This traditional wooden playpen might be devilishly handsome, with its simple design, natural wood finish and circular shape, but it’s got more to offer than just its looks. Made from solid birch, it’s engineered to be long-lasting and hard-wearing, and reviewers have attested to its sturdiness and build quality. One user commented that it was big enough to fit a set of twins and lots of toys to keep them occupied, others that the padded fabric base was lovely and comfy, and yet more that it was really simple to set up. And all-round winner in more ways that one.

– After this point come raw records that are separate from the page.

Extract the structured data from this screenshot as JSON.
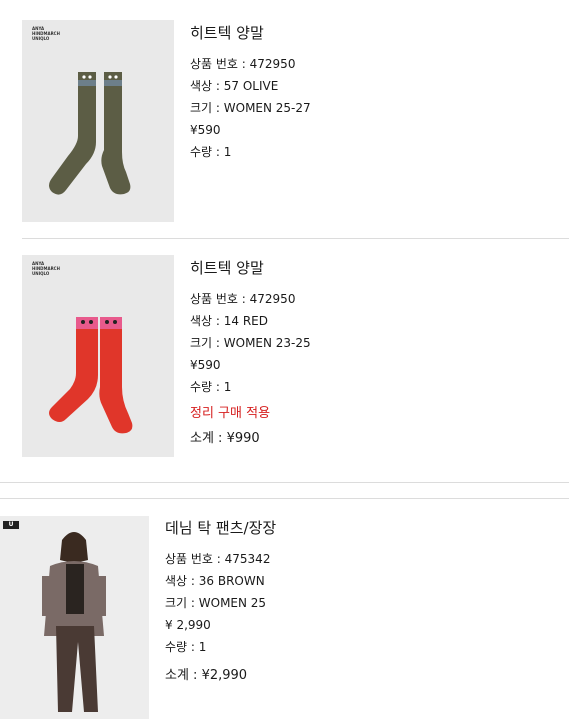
{
  "items": [
    {
      "brand": "ANYA HINDMARCH UNIQLO",
      "name": "히트텍 양말",
      "product_no": "상품 번호 : 472950",
      "color": "색상 : 57 OLIVE",
      "size": "크기 : WOMEN 25-27",
      "price": "¥590",
      "qty": "수량 : 1",
      "sock_color": "#5c5d45",
      "stripe_color": "#6d7f8a"
    },
    {
      "brand": "ANYA HINDMARCH UNIQLO",
      "name": "히트텍 양말",
      "product_no": "상품 번호 : 472950",
      "color": "색상 : 14 RED",
      "size": "크기 : WOMEN 23-25",
      "price": "¥590",
      "qty": "수량 : 1",
      "promo": "정리 구매 적용",
      "subtotal": "소계 : ¥990",
      "sock_color": "#e0362a",
      "stripe_color": "#e85a8c"
    },
    {
      "brand": "UNIQLO U",
      "name": "데님 탁 팬츠/장장",
      "product_no": "상품 번호 : 475342",
      "color": "색상 : 36 BROWN",
      "size": "크기 : WOMEN 25",
      "price": "¥ 2,990",
      "qty": "수량 : 1",
      "subtotal": "소계 : ¥2,990"
    }
  ],
  "colors": {
    "promo": "#d62020",
    "divider": "#dcdcdc",
    "thumb_bg": "#e9e9e9"
  }
}
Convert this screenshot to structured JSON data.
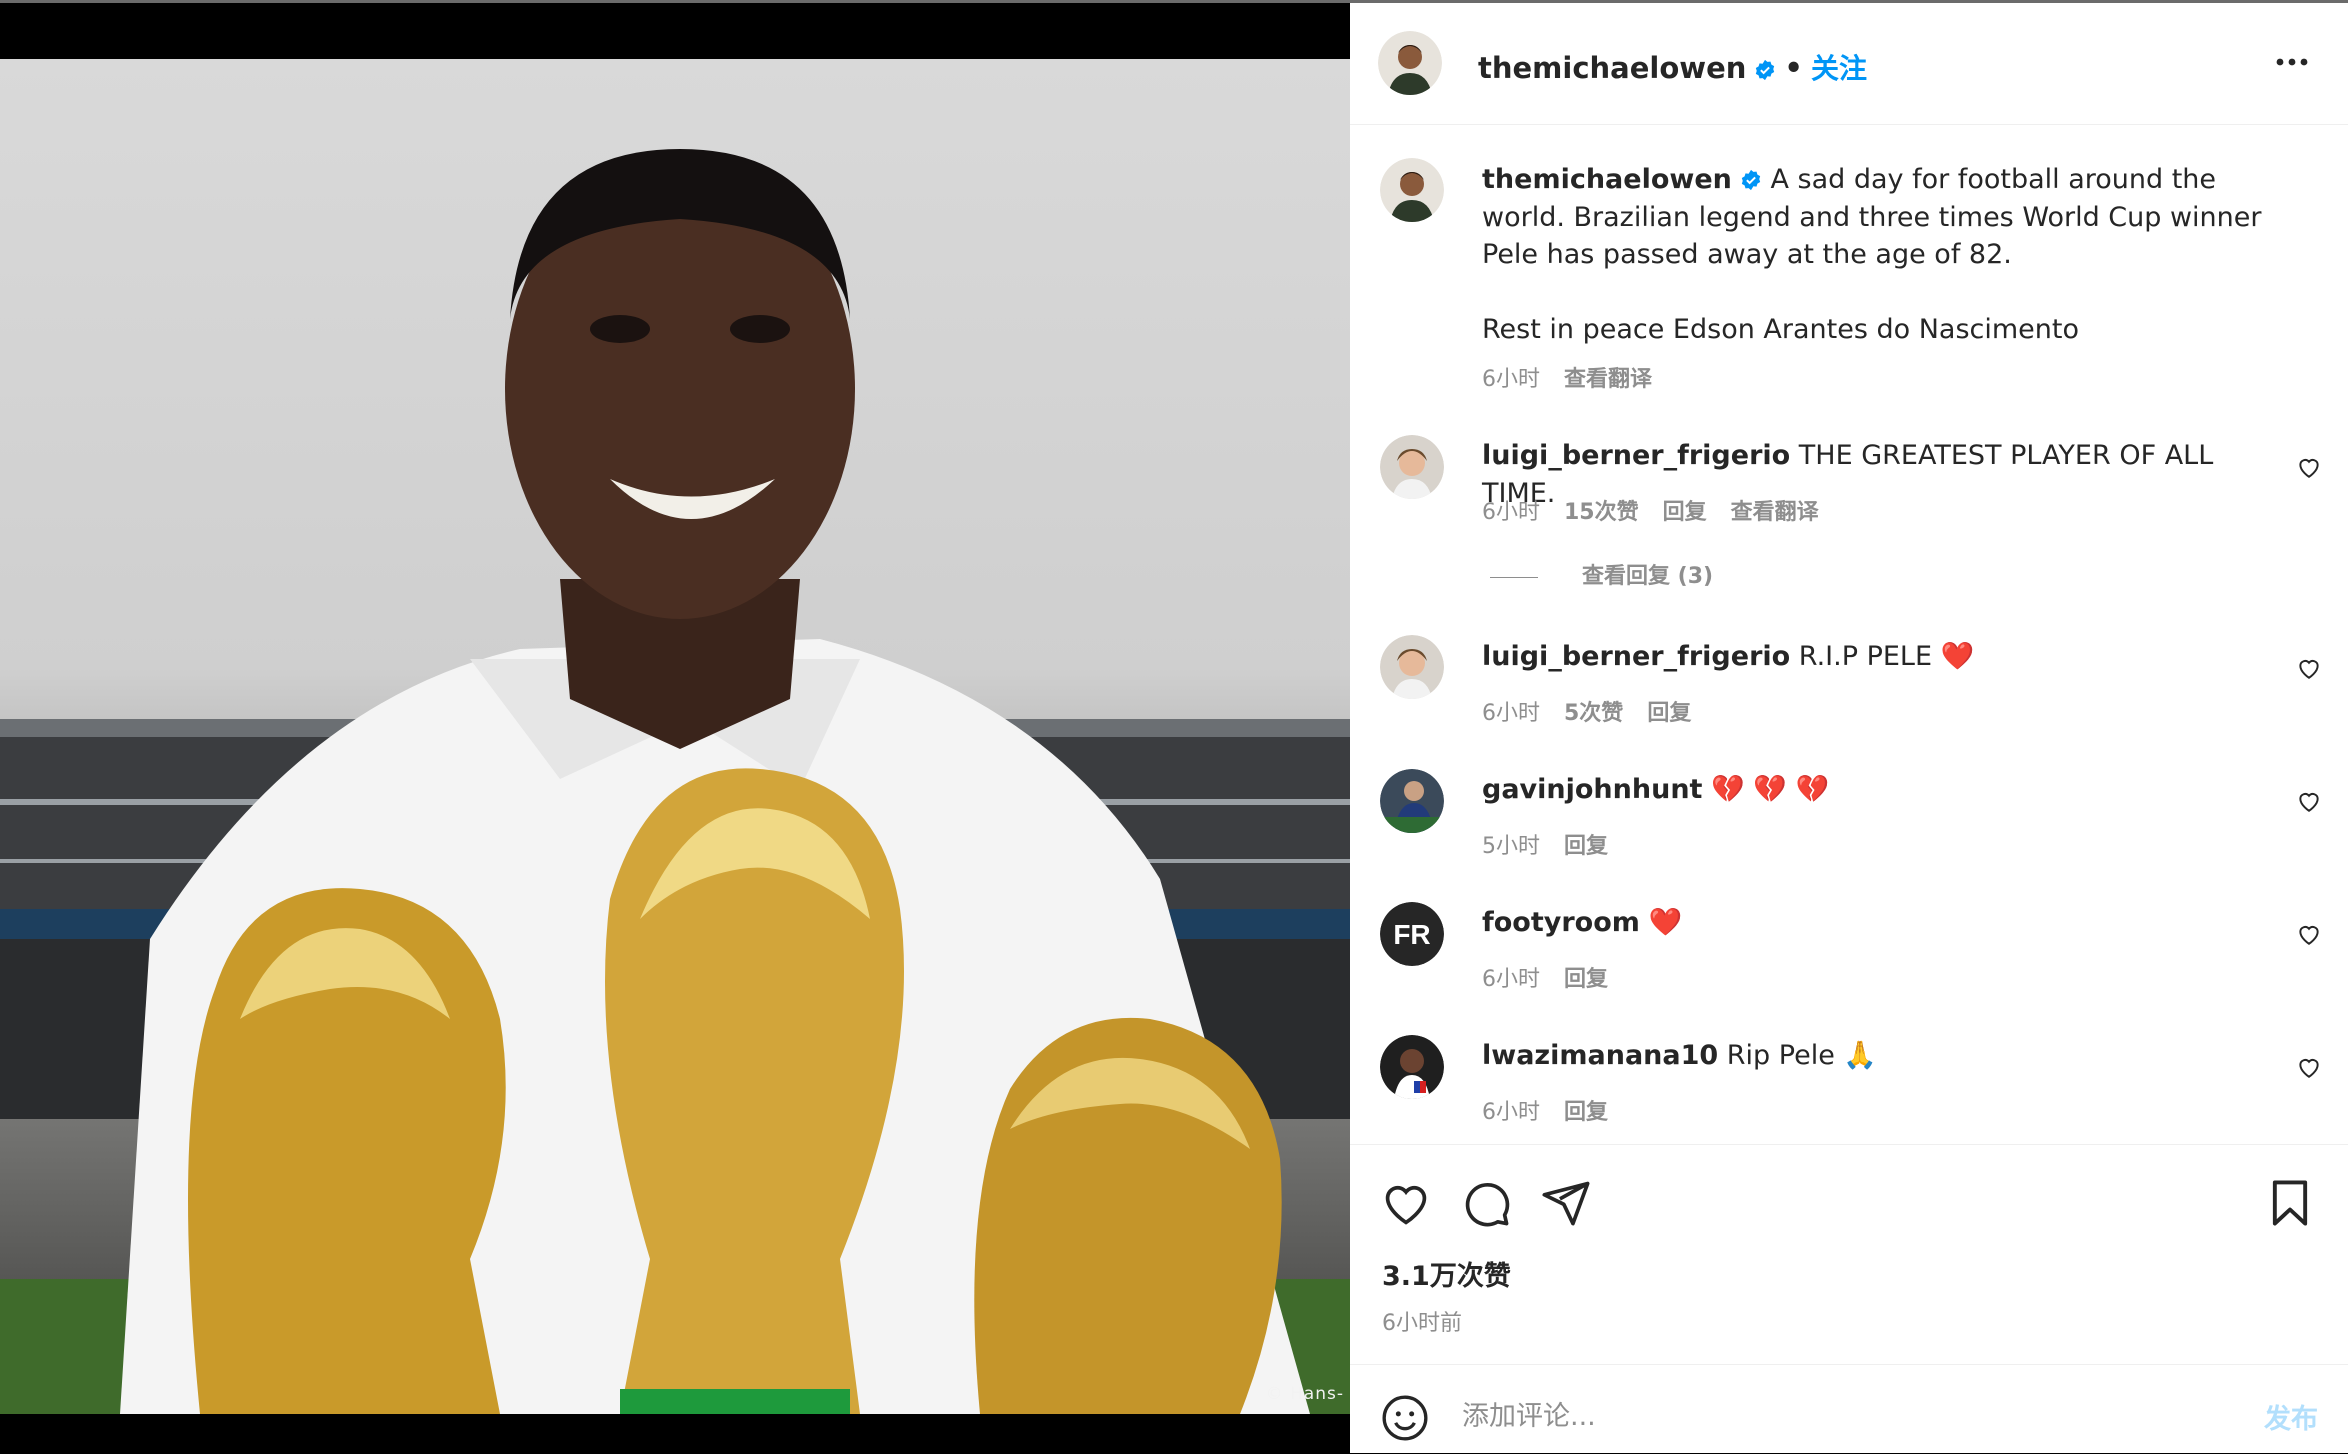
{
  "photo": {
    "alt": "",
    "credit": "© Hans-"
  },
  "header": {
    "username": "themichaelowen",
    "separator": "•",
    "follow_label": "关注",
    "more_icon": "more-horizontal-icon"
  },
  "caption": {
    "username": "themichaelowen",
    "text": "A sad day for football around the world. Brazilian legend and three times World Cup winner Pele has passed away at the age of 82.",
    "text2": "Rest in peace Edson Arantes do Nascimento",
    "time": "6小时",
    "translate": "查看翻译"
  },
  "comments": [
    {
      "username": "luigi_berner_frigerio",
      "text": "THE GREATEST PLAYER OF ALL TIME.",
      "time": "6小时",
      "likes": "15次赞",
      "reply": "回复",
      "translate": "查看翻译"
    },
    {
      "username": "luigi_berner_frigerio",
      "text": "R.I.P PELE ❤️",
      "time": "6小时",
      "likes": "5次赞",
      "reply": "回复"
    },
    {
      "username": "gavinjohnhunt",
      "text": "💔 💔 💔",
      "time": "5小时",
      "reply": "回复"
    },
    {
      "username": "footyroom",
      "text": "❤️",
      "time": "6小时",
      "reply": "回复"
    },
    {
      "username": "lwazimanana10",
      "text": "Rip Pele 🙏",
      "time": "6小时",
      "reply": "回复"
    }
  ],
  "view_replies": "查看回复 (3)",
  "footer": {
    "likes": "3.1万次赞",
    "time_ago": "6小时前",
    "comment_placeholder": "添加评论...",
    "post_label": "发布"
  },
  "colors": {
    "accent": "#0095f6",
    "verified": "#0095f6",
    "heart": "#ed4956",
    "muted": "#8e8e8e"
  }
}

This futuristic-looking playpen is extremely lightweight thanks to its plastic and mesh construction, folds down to an ultra-compact size into something resembling a yoga bag, and is incredibly easy to put up – all this goes into making it arguably the most hassle-free playpen on our list, and easily the most portable. Reviewers especially loved its near-instant pop up construction, and the mesh sides that allowed them to keep an eye on little ones while keeping them safely enclosed. The ultimate model also comes with a UV protective sun roof, so you might want to consider upgrading if you’re after a playpen to take outdoors when the weather improves, however this performs admirably as an indoor option.
This adorable Technicolor playpen is covered in those primary colours that always catch baby’s eye, but the excitement doesn’t stop there. This is a playpen and activity centre in one, with an interactive play panel comprising balls for rolling, a slidey scene for spying, and a toy telephone for practicing those prank calls ahead of adolescence. While the plastic frame is lightweight, each panel and door comes with two rubbery, non-slip suction cups to keep everything where it should be, and there’s a dual-locking safety gate to outwit wily wee ‘uns. The only caveat is that there’s no play mat included, so you might want to invest in a separate one for extra padding.

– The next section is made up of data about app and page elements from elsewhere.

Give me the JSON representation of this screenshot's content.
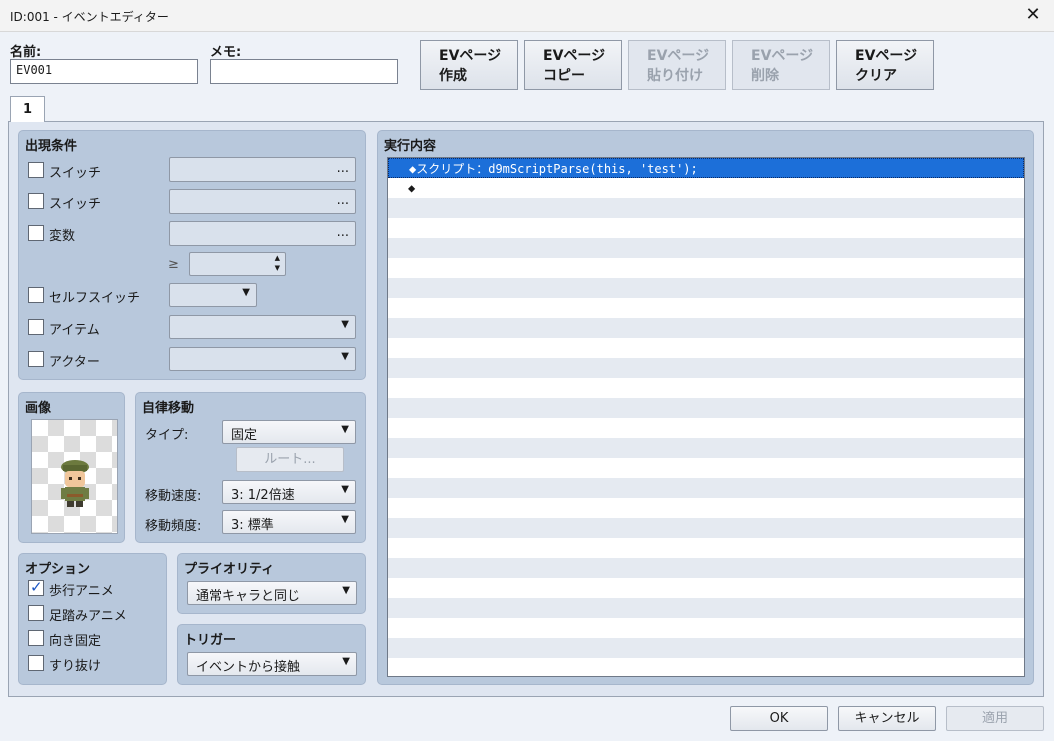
{
  "window": {
    "title": "ID:001 - イベントエディター",
    "close_glyph": "✕"
  },
  "name_label": "名前:",
  "name_value": "EV001",
  "memo_label": "メモ:",
  "memo_value": "",
  "page_buttons": [
    {
      "line1": "EVページ",
      "line2": "作成"
    },
    {
      "line1": "EVページ",
      "line2": "コピー"
    },
    {
      "line1": "EVページ",
      "line2": "貼り付け"
    },
    {
      "line1": "EVページ",
      "line2": "削除"
    },
    {
      "line1": "EVページ",
      "line2": "クリア"
    }
  ],
  "tab_label": "1",
  "conditions": {
    "title": "出現条件",
    "switch1": "スイッチ",
    "switch2": "スイッチ",
    "variable": "変数",
    "ge_symbol": "≥",
    "self_switch": "セルフスイッチ",
    "item": "アイテム",
    "actor": "アクター",
    "dots": "...",
    "arrow": "▼",
    "spin_up": "▲",
    "spin_down": "▼"
  },
  "image_group": {
    "title": "画像"
  },
  "autonomous": {
    "title": "自律移動",
    "type_label": "タイプ:",
    "type_value": "固定",
    "route_button": "ルート...",
    "speed_label": "移動速度:",
    "speed_value": "3: 1/2倍速",
    "freq_label": "移動頻度:",
    "freq_value": "3: 標準"
  },
  "options": {
    "title": "オプション",
    "walking": "歩行アニメ",
    "stepping": "足踏みアニメ",
    "direction_fix": "向き固定",
    "through": "すり抜け"
  },
  "priority": {
    "title": "プライオリティ",
    "value": "通常キャラと同じ"
  },
  "trigger": {
    "title": "トリガー",
    "value": "イベントから接触"
  },
  "contents": {
    "title": "実行内容",
    "lines": [
      "◆スクリプト：d9mScriptParse(this, 'test');",
      "◆"
    ]
  },
  "footer": {
    "ok": "OK",
    "cancel": "キャンセル",
    "apply": "適用"
  },
  "icons": {
    "checkbox_checked": "checkmark-icon",
    "character": "soldier-sprite-icon"
  }
}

The Huack Babypark is masterful at baby-proofing your house, and in more ways than the usual playpens can offer. As a playpen, it offers unlimited detachable sides (although the package itself comes with five, you’re welcome to add more) plus one door element so that you can tailor the size of the pen depending on where you are or how many tots are using it. The very clever bit is that, Transformer-like, it can also offer up its parts to be used as fireguards or stairgates, while the included soft mat can be used in or out of the pen. The only issue some reported was that it can take a little while to set up.

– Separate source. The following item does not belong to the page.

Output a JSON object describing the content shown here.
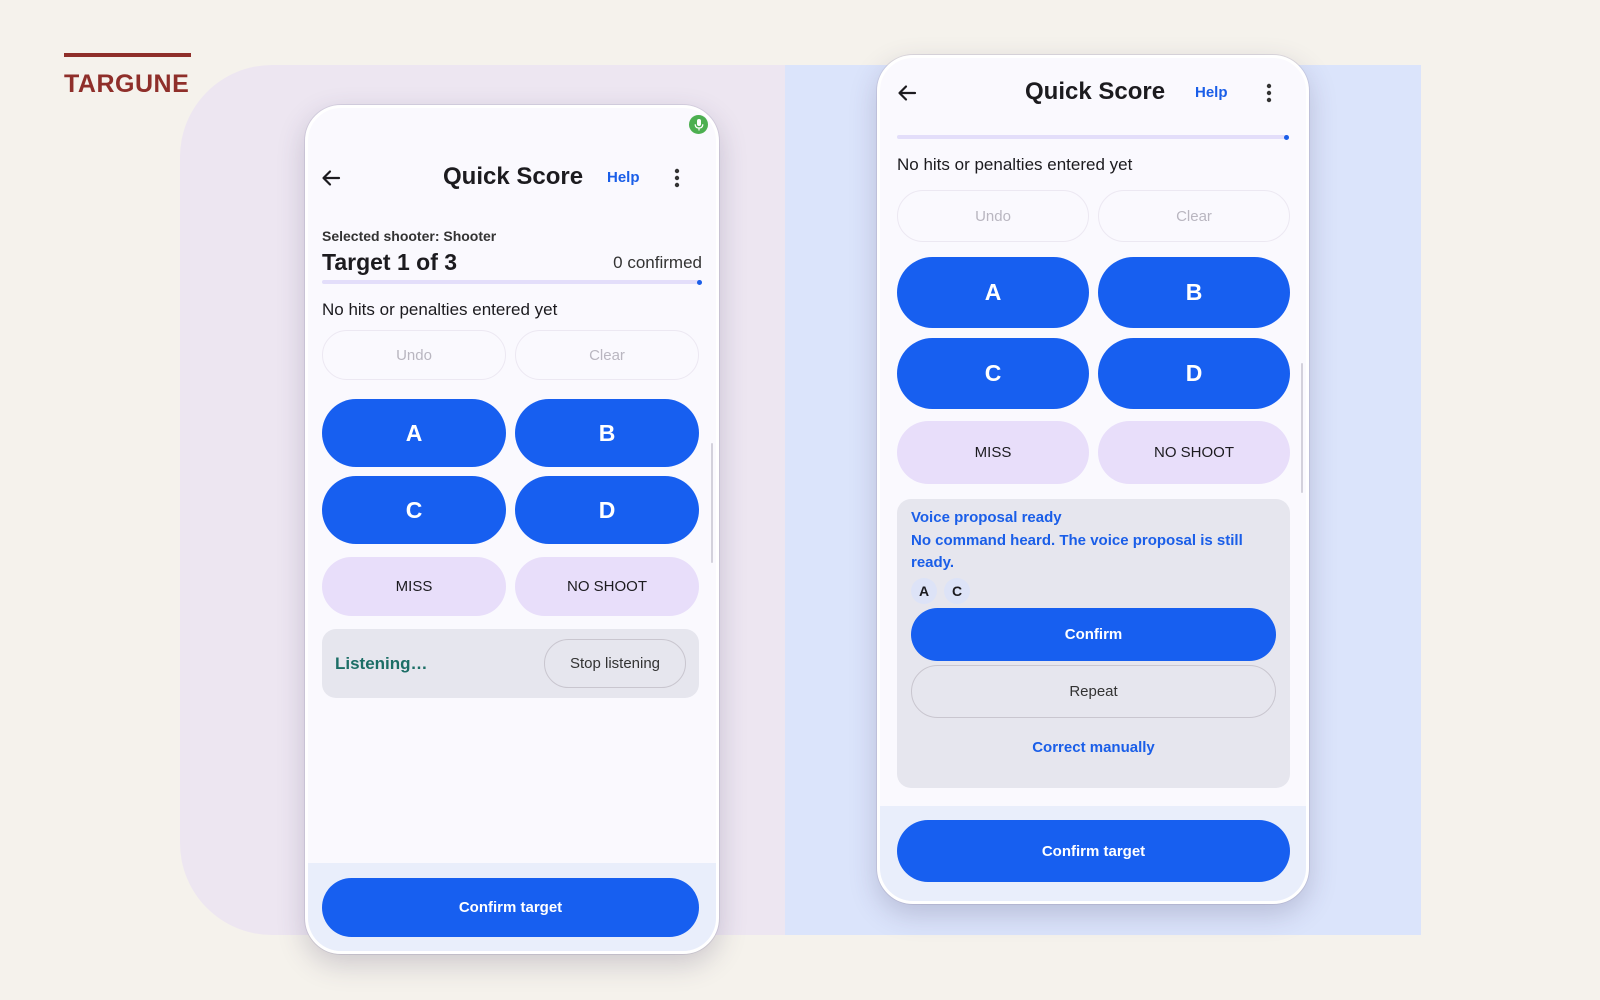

This lightweight igloo-like playpen comes with an anti-UV mesh covering for extra suitability in the great outdoors, but this can come in handy on an indoor playpen too, especially if your main room is a bit of a suntrap on warm days. The canopy can be pulled back for an open-top playpen, although this is better suited to smaller babies who haven’t quite figured out how to clamber, as the sides aren’t particularly high. When it’s more overcast, turn to the included tropical-themed soft toys for a little bit of sunshine and to keep them entertained. Reviewers loved its pop up design, although some did warn that it doesn’t go into the handy carry bag without a bit of muscle.
The problem with this large wooden playpen, as with others like it, is that it’s on the heavier side compared with aluminium or plastic-framed playpens – but that’s where BabyDan have been very clever indeed and added lockable wheels, making it easy to move when it needs to and keeping it locked down when it counts. It doesn’t come with a soft play mat, so you may want to invest in one separately, but the sturdy wooden base is adjustable to three different heights, meaning it can be used by a larger range of ages, and adding longevity into the bargain.
Check out our other baby & child guides:
The best plastic & fabric moses baskets (opens in new tab)
The best baby bath tubs, toys, seats and accessories (opens in new tab)